→ DIRECTIONS FOR THIS TASK
When you retype the entries, keep each one exact and leave out the pictures.

→ PROVIDED RECORDS
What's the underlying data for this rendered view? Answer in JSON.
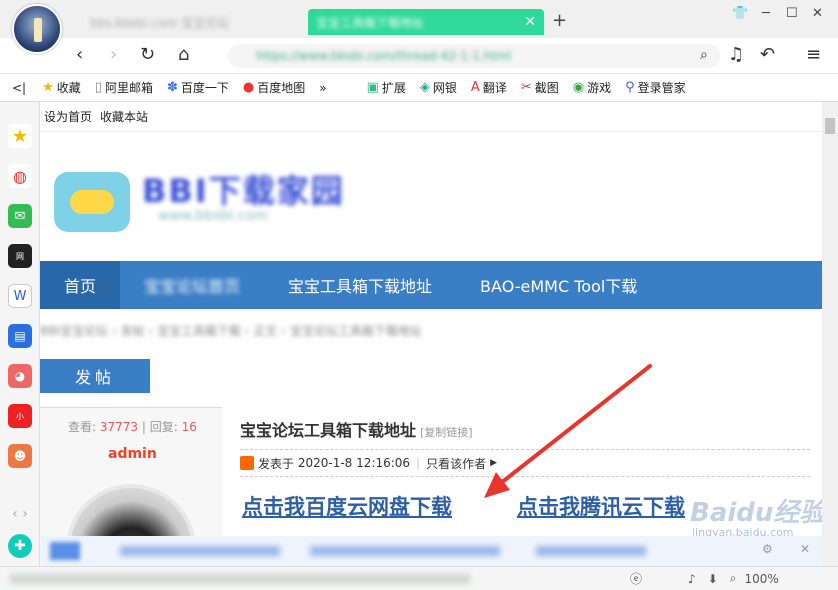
{
  "browser": {
    "tabs": [
      {
        "label": "bbs.bbsbi.com 宝宝论坛"
      },
      {
        "label": "宝宝工具箱下载地址"
      }
    ],
    "url": "https://www.bbsbi.com/thread-42-1-1.html",
    "new_tab": "+",
    "zoom": "100%"
  },
  "bookmarks": [
    {
      "label": "收藏",
      "icon": "star-icon"
    },
    {
      "label": "阿里邮箱",
      "icon": "page-icon"
    },
    {
      "label": "百度一下",
      "icon": "paw-icon"
    },
    {
      "label": "百度地图",
      "icon": "pin-icon"
    },
    {
      "label": "扩展",
      "icon": "puzzle-icon"
    },
    {
      "label": "网银",
      "icon": "shield-icon"
    },
    {
      "label": "翻译",
      "icon": "translate-icon"
    },
    {
      "label": "截图",
      "icon": "scissors-icon"
    },
    {
      "label": "游戏",
      "icon": "gamepad-icon"
    },
    {
      "label": "登录管家",
      "icon": "key-icon"
    }
  ],
  "site": {
    "topline": [
      "设为首页",
      "收藏本站"
    ],
    "logo_text": "BBI下载家园",
    "logo_sub": "www.bbsbi.com",
    "menu": [
      "首页",
      "宝宝论坛首页",
      "宝宝工具箱下载地址",
      "BAO-eMMC Tool下载"
    ],
    "crumbs": "BBI宝宝论坛 › 发帖 › 宝宝工具箱下载 › 正文 › 宝宝论坛工具箱下载地址",
    "post_button": "发帖"
  },
  "post": {
    "views_label": "查看:",
    "views": "37773",
    "replies_label": "| 回复:",
    "replies": "16",
    "author": "admin",
    "title": "宝宝论坛工具箱下载地址",
    "copy_link": "[复制链接]",
    "posted_label": "发表于",
    "posted_time": "2020-1-8 12:16:06",
    "only_author": "只看该作者",
    "download_baidu": "点击我百度云网盘下载",
    "download_tencent": "点击我腾讯云下载"
  },
  "watermark": {
    "main": "Baidu经验",
    "sub": "jingyan.baidu.com"
  },
  "colors": {
    "menu": "#3a7ec6",
    "tab_active": "#2ed99b",
    "link": "#2e5fa3",
    "arrow": "#e8352c"
  }
}
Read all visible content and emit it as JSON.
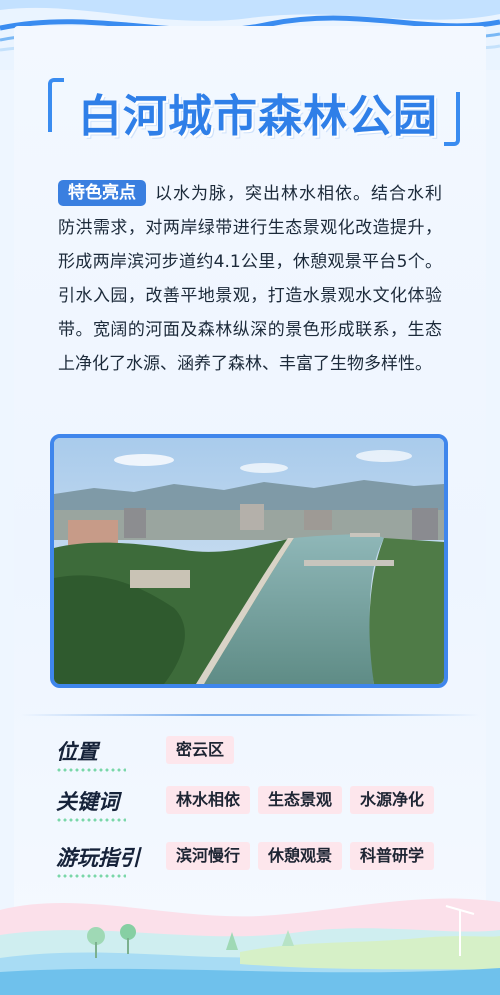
{
  "title": "白河城市森林公园",
  "highlight": {
    "tag": "特色亮点",
    "text": "以水为脉，突出林水相依。结合水利防洪需求，对两岸绿带进行生态景观化改造提升，形成两岸滨河步道约4.1公里，休憩观景平台5个。引水入园，改善平地景观，打造水景观水文化体验带。宽阔的河面及森林纵深的景色形成联系，生态上净化了水源、涵养了森林、丰富了生物多样性。"
  },
  "info": {
    "location": {
      "label": "位置",
      "values": [
        "密云区"
      ]
    },
    "keywords": {
      "label": "关键词",
      "values": [
        "林水相依",
        "生态景观",
        "水源净化"
      ]
    },
    "guide": {
      "label": "游玩指引",
      "values": [
        "滨河慢行",
        "休憩观景",
        "科普研学"
      ]
    }
  },
  "colors": {
    "accent": "#2f7fe8",
    "tag_bg": "#3a7fe0",
    "pill_bg": "#fde6ec",
    "frame": "#3f86ec"
  }
}
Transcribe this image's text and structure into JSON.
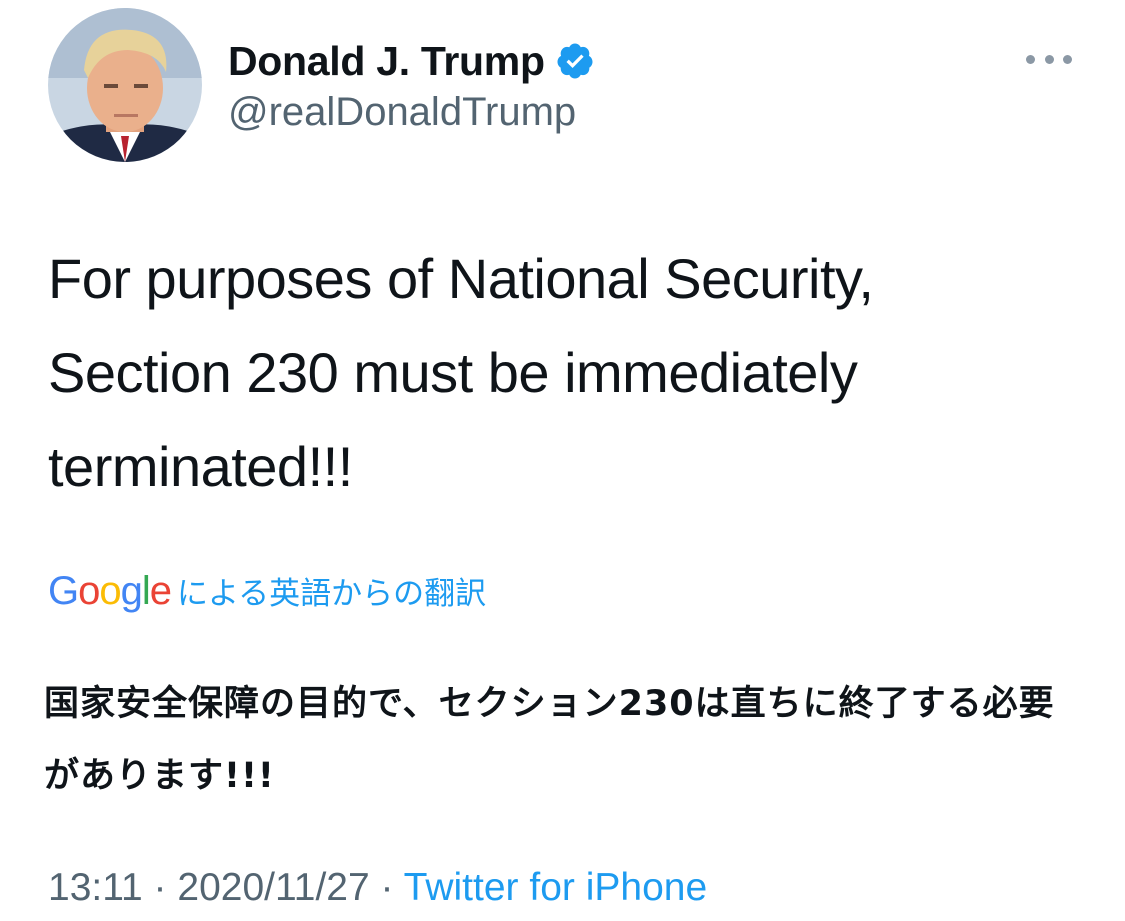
{
  "author": {
    "display_name": "Donald J. Trump",
    "handle": "@realDonaldTrump",
    "verified": true
  },
  "tweet": {
    "text": "For purposes of National Security, Section 230 must be immediately terminated!!!"
  },
  "translation": {
    "provider_logo_text": "Google",
    "label": "による英語からの翻訳",
    "text": "国家安全保障の目的で、セクション230は直ちに終了する必要があります!!!"
  },
  "meta": {
    "time": "13:11",
    "separator": "·",
    "date": "2020/11/27",
    "source": "Twitter for iPhone"
  },
  "icons": {
    "verified": "verified-badge-icon",
    "more": "more-options-icon"
  },
  "colors": {
    "text": "#0f1419",
    "secondary": "#536471",
    "link": "#1d9bf0",
    "verified": "#1d9bf0"
  }
}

→ YOUR RESPONSE
What's the underlying data for this rendered view? Answer in JSON.
{
  "browser": {
    "tabs": [
      {
        "label": "bbs.bbsbi.com 宝宝论坛"
      },
      {
        "label": "宝宝工具箱下载地址"
      }
    ],
    "url": "https://www.bbsbi.com/thread-42-1-1.html",
    "new_tab": "+",
    "zoom": "100%"
  },
  "bookmarks": [
    {
      "label": "收藏",
      "icon": "star-icon"
    },
    {
      "label": "阿里邮箱",
      "icon": "page-icon"
    },
    {
      "label": "百度一下",
      "icon": "paw-icon"
    },
    {
      "label": "百度地图",
      "icon": "pin-icon"
    },
    {
      "label": "扩展",
      "icon": "puzzle-icon"
    },
    {
      "label": "网银",
      "icon": "shield-icon"
    },
    {
      "label": "翻译",
      "icon": "translate-icon"
    },
    {
      "label": "截图",
      "icon": "scissors-icon"
    },
    {
      "label": "游戏",
      "icon": "gamepad-icon"
    },
    {
      "label": "登录管家",
      "icon": "key-icon"
    }
  ],
  "site": {
    "topline": [
      "设为首页",
      "收藏本站"
    ],
    "logo_text": "BBI下载家园",
    "logo_sub": "www.bbsbi.com",
    "menu": [
      "首页",
      "宝宝论坛首页",
      "宝宝工具箱下载地址",
      "BAO-eMMC Tool下载"
    ],
    "crumbs": "BBI宝宝论坛 › 发帖 › 宝宝工具箱下载 › 正文 › 宝宝论坛工具箱下载地址",
    "post_button": "发帖"
  },
  "post": {
    "views_label": "查看:",
    "views": "37773",
    "replies_label": "| 回复:",
    "replies": "16",
    "author": "admin",
    "title": "宝宝论坛工具箱下载地址",
    "copy_link": "[复制链接]",
    "posted_label": "发表于",
    "posted_time": "2020-1-8 12:16:06",
    "only_author": "只看该作者",
    "download_baidu": "点击我百度云网盘下载",
    "download_tencent": "点击我腾讯云下载"
  },
  "watermark": {
    "main": "Baidu经验",
    "sub": "jingyan.baidu.com"
  },
  "colors": {
    "menu": "#3a7ec6",
    "tab_active": "#2ed99b",
    "link": "#2e5fa3",
    "arrow": "#e8352c"
  }
}
Read all visible content and emit it as JSON.
{
  "title": "白河城市森林公园",
  "highlight": {
    "tag": "特色亮点",
    "text": "以水为脉，突出林水相依。结合水利防洪需求，对两岸绿带进行生态景观化改造提升，形成两岸滨河步道约4.1公里，休憩观景平台5个。引水入园，改善平地景观，打造水景观水文化体验带。宽阔的河面及森林纵深的景色形成联系，生态上净化了水源、涵养了森林、丰富了生物多样性。"
  },
  "info": {
    "location": {
      "label": "位置",
      "values": [
        "密云区"
      ]
    },
    "keywords": {
      "label": "关键词",
      "values": [
        "林水相依",
        "生态景观",
        "水源净化"
      ]
    },
    "guide": {
      "label": "游玩指引",
      "values": [
        "滨河慢行",
        "休憩观景",
        "科普研学"
      ]
    }
  },
  "colors": {
    "accent": "#2f7fe8",
    "tag_bg": "#3a7fe0",
    "pill_bg": "#fde6ec",
    "frame": "#3f86ec"
  }
}
Transcribe this image's text and structure into JSON.
{
  "author": {
    "display_name": "Donald J. Trump",
    "handle": "@realDonaldTrump",
    "verified": true
  },
  "tweet": {
    "text": "For purposes of National Security, Section 230 must be immediately terminated!!!"
  },
  "translation": {
    "provider_logo_text": "Google",
    "label": "による英語からの翻訳",
    "text": "国家安全保障の目的で、セクション230は直ちに終了する必要があります!!!"
  },
  "meta": {
    "time": "13:11",
    "separator": "·",
    "date": "2020/11/27",
    "source": "Twitter for iPhone"
  },
  "icons": {
    "verified": "verified-badge-icon",
    "more": "more-options-icon"
  },
  "colors": {
    "text": "#0f1419",
    "secondary": "#536471",
    "link": "#1d9bf0",
    "verified": "#1d9bf0"
  }
}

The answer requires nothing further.